Goetia is a point and click puzzle game set in Europe in 1941. The focus is on exploring the dilapidated Blackwood manor and abandoned surroundings as Abigail Blackwood, the ghost of a 12 year old girl who died in the manor 39 years prior. Players search for clues, pass through walls, possess objects, and solve challenging puzzles in over 90 rooms. Discover the haunting story of what happened to the Blackwood family both prior to and after Abigail’s death, as well as the fate of the surrounding area.
Release Date: April 14th, 2016
Publisher: Square Enix
Format: PC Game
First playthrough time: 6 hours
All endings play time: 6.5 hours total
- Captivating atmosphere
- Many notes, diaries, etc to transmit the story from multiple perspectives
- Wide area to explore
- Many characters
- Interesting puzzles
- Some puzzles require musical knowledge / aptitude
- Some puzzles have answers that never make sense
- Some characters that are present are permanently “off screen”
The atmosphere and story of Goetia are at least half the experience. There are many notes, diaries, letters etc for the player to find while exploring the dark dead world of the Blackwood manor and surrounding area. The visual setting and music revolve around themes of haunting, dilapidation, and the occult. A feeling of foreboding and “something terrible happened here” permeates all the areas the player explores. While the visual styles of the locations varies, they all maintain that unwelcome feeling of unease.
There are an assortment of characters to learn about. Mostly these are members of the Blackwood family over 3 generations, but local townsfolk are also brought into the mix to varying degrees. These include a local shopkeeper, a love interest of one of the youngest Blackwood generation members, and a clergyman, among others. It’s interesting to see each character from the perspective of others and across different points in their lives. Characters also have differing opinions on WWII which is the distant backdrop of the game.

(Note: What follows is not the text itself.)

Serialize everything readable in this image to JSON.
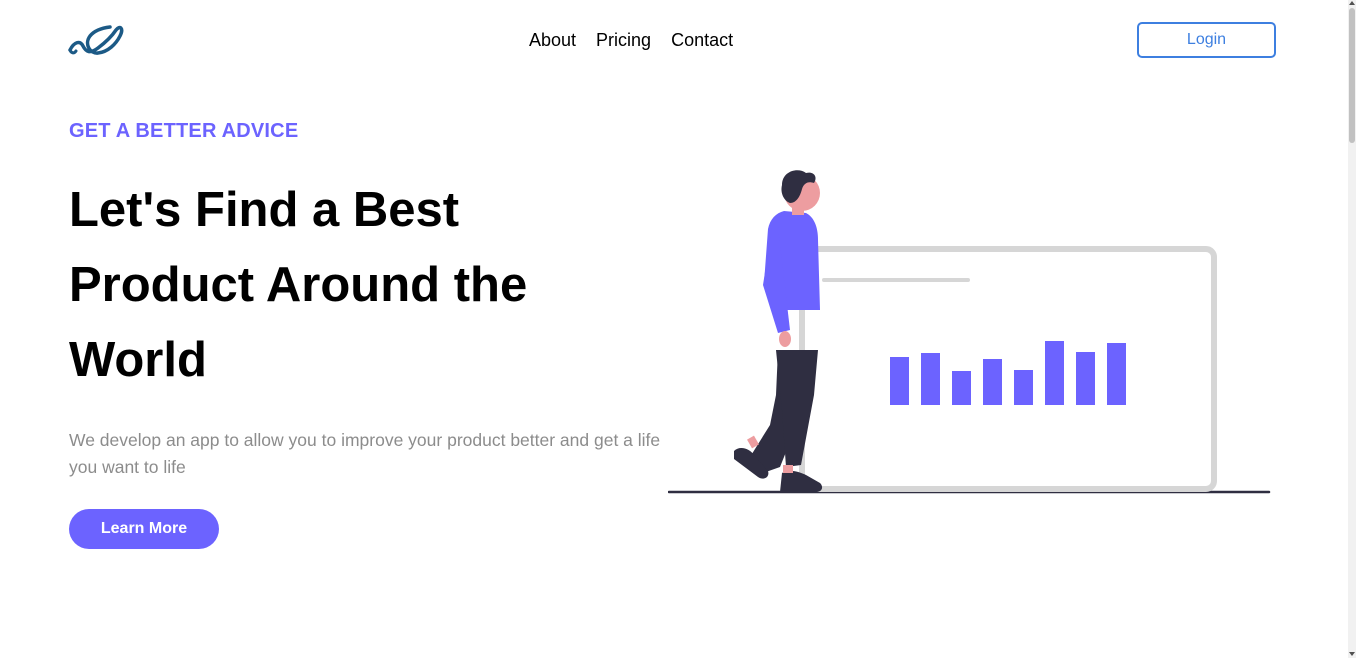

It speaks to each character’s level of “in touch with reality” to see which characters worry about and have practical concerns regarding the bombings nearby and which are either oblivious or losing all sense of reason.
My biggest complaint about the characters of Goetia is that the player is told early on that a certain set of characters still reside in the house. This is directly tied to the story, and they’re essentially the only living characters around. However, you’re only able to actually meet two of these characters in person. The rest you never see, hear, or have any communication with and there doesn’t seem to be a reason for this. The game doesn’t make any excuse for this fact and essentially ignores this inconsistency. I’d have liked to have had at least short dialog with these characters, even if all they told you was a personality appropriate version of “Yes, I’m so-and-so, please go away”. The player just has to take the word of the other two characters that everyone else actually exists.
I would consider the puzzles in Goetia to be medium to hard in terms of difficulty. The puzzles are appropriate for the setting and none are too terribly abstract. A good bit of the puzzles involved which object to use in a certain situation and then figuring out how get that object to the right location. Since after all, you’re a ghost and you can easily pass through places that possessed solid objects cannot. I did not encounter the difficulty of having to guess and check with objects however. Many of the other puzzles in the game require finding clues and hints from writings in other areas and then applying secret codes, chemicals, or hidden actions to progress.
I did however have problems with two types of puzzles in the game. The first was that there was a handful of music puzzles. The music puzzles expected you to have pre-existing knowledge of how to read music sheets and play the piano, as well as musical aptitude to be able to memorize tones. I have none of these abilities and there’s no hint system in the game, so I had to resort to an online walkthrough for almost all of these puzzles. There are also a couple of the hard puzzles that were so abstract or arbitrary that even after looking them up or stumbling upon the answer, completing the game, and reading every piece of in-game text I still have no idea why that was the answer and/or how the player was supposed to come to it.
Overall I found Goetia to be a challenging point and click puzzle game with big emphasis on atmosphere and discovering the story. While I had some complaints, the game was solid, although it didn’t try to stretch the mold in any way. Players interested in the atmosphere and setting that aren’t averse to pulling up an online hint or two will likely enjoy this game.